At the digital retreat in Schloss Meseberg, the German government finalised its mobile communications strategy. "Dead zones" are soon to be things of the past. At the same time the government laid the foundations for the swift, successful roll-out of 5G in Germany.

2 min reading time

A mobile phone mast in the middle of a forest

To develop mobile communications in rural areas, authorisation procedures for the construction of mobile phone masts are to be simplified

Photo: Getty Images/ollo

One core measure laid out in the strategy is the founding of a mobile infrastructure society which will be responsible for actively supporting and accelerating the expansion of the country’s mobile communications system. It is to relieve much of the burden currently borne by local authorities. With about 1.1 billion euros to be invested from the Special Fund for Digital Infrastructure, the plan is to build up to 5,000 additional mobile phone masts.

Simpler authorisation procedures

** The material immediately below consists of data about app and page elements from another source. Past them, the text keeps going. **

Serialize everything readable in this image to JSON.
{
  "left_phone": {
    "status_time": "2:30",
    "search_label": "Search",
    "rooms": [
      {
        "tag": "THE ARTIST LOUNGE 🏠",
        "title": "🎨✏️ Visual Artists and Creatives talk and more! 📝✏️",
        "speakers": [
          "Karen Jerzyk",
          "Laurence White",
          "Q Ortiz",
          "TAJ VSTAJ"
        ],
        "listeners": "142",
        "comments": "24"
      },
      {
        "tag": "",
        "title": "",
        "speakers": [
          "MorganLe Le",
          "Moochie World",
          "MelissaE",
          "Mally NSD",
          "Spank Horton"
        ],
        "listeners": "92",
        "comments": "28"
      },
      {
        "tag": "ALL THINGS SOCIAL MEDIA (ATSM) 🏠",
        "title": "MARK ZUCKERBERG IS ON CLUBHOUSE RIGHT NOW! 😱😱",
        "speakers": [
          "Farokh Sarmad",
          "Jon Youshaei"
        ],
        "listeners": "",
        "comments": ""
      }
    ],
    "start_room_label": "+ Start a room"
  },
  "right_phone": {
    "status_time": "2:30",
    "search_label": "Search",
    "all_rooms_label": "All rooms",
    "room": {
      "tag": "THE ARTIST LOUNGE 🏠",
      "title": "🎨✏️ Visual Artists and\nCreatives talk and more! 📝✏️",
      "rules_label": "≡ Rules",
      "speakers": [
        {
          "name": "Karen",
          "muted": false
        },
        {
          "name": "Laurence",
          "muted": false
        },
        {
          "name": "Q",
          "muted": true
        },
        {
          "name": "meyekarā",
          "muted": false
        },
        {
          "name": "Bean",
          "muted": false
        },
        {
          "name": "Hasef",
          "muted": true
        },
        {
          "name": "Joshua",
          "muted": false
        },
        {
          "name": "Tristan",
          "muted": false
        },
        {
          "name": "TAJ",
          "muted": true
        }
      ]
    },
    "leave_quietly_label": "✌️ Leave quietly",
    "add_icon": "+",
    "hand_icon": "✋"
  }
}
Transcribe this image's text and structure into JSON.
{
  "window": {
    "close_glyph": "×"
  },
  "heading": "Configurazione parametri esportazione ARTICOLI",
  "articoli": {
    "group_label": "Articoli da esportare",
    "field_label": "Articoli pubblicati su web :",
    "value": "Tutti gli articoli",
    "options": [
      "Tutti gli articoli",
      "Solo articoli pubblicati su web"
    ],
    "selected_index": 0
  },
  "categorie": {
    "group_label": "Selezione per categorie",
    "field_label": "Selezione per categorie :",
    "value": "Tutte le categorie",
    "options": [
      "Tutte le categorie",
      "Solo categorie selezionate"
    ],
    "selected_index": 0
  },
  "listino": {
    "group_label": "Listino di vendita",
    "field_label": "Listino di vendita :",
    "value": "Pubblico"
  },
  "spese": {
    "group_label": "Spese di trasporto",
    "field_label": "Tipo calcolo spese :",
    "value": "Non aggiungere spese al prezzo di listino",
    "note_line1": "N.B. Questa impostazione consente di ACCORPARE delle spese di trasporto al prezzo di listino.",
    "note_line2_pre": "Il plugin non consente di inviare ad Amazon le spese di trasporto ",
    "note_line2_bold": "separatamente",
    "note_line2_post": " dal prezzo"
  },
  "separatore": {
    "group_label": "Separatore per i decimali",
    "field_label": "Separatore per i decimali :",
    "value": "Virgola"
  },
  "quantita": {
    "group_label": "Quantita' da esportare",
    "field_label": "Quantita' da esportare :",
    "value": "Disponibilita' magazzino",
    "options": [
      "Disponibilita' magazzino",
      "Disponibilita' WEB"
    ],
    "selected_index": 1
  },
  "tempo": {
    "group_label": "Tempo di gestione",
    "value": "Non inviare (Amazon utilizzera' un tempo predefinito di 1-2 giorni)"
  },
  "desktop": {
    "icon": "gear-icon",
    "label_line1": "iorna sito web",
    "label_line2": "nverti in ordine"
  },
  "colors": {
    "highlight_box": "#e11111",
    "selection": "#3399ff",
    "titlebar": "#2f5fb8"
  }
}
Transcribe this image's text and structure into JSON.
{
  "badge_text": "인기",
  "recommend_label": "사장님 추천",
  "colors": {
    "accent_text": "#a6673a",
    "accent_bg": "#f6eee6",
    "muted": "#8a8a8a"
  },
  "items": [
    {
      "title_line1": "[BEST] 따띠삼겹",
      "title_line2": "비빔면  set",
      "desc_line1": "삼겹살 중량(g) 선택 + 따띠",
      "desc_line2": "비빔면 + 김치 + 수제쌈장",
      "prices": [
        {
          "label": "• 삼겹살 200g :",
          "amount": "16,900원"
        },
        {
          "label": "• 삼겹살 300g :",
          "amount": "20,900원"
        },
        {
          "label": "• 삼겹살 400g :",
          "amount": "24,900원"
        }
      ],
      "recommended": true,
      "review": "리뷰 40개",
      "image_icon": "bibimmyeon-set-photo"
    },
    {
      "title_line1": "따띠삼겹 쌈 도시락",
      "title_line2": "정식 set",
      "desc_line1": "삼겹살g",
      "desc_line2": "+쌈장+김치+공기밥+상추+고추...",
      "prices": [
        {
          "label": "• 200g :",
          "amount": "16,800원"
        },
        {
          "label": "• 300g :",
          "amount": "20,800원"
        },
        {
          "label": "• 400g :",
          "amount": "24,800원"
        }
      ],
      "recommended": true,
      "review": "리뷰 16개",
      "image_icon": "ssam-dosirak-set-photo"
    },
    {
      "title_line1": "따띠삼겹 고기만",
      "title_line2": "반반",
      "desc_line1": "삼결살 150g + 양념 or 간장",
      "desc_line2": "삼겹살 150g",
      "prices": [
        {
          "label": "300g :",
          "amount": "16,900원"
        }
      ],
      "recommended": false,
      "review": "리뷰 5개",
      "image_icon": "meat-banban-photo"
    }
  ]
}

The construction of mobile phone masts is also to be facilitated by introducing simpler authorisation procedures and allowing masts to be erected in more places. More use is to be made of building belonging to federal, state and local government. There are also plans for additional research parallel to this and a communication campaign that addresses the concerns of the people, especially with regard to alleged health hazards posed by electromagnetic fields. 

99.95 households to be covered

"5,000 masts would ensure coverage for 99.95 per cent of households and 97.5 per cent of the country’s landmass," explained Federal Minister of Transport and Digital Infrastructure, Andreas Scheuer, after the meeting. This applies to the period up to 2024. Mobile providers had already pledged to build another 6,000 masts. The German government will ensure coverage for the few remaining, particularly isolated households, where the costs of ensuring standard coverage would be prohibitively high, using alternative technologies such as satellites rather than terrestrial sites.

It is very important to ensure people and the environment are protected against electromagnetic fields, and this will be the case in future too. The German government intends to retain the existing level of protection when 5G is rolled out.

Support for rural areas

There is also to be a focus on serving rural settlements in particular that have no prospects of mobile communications coverage in the long term without state assistance. To ensure that agriculture and forestry can use modern technologies, 5G frequencies are available for local networks at very moderate costs. To make it possible to develop networks of this sort to meet the specific needs of farmers, an assistance programme is to help establish the networks.

100 per cent coverage would cost 15 billion euros, according to a study conducted for the Federal Ministry of Transport and Digital Infrastructure. 30 per cent of Germany’s land mass is accounted for by undeveloped natural areas. The German government will explore ways of guaranteeing an emergency distress call system, specifically in remote natural areas.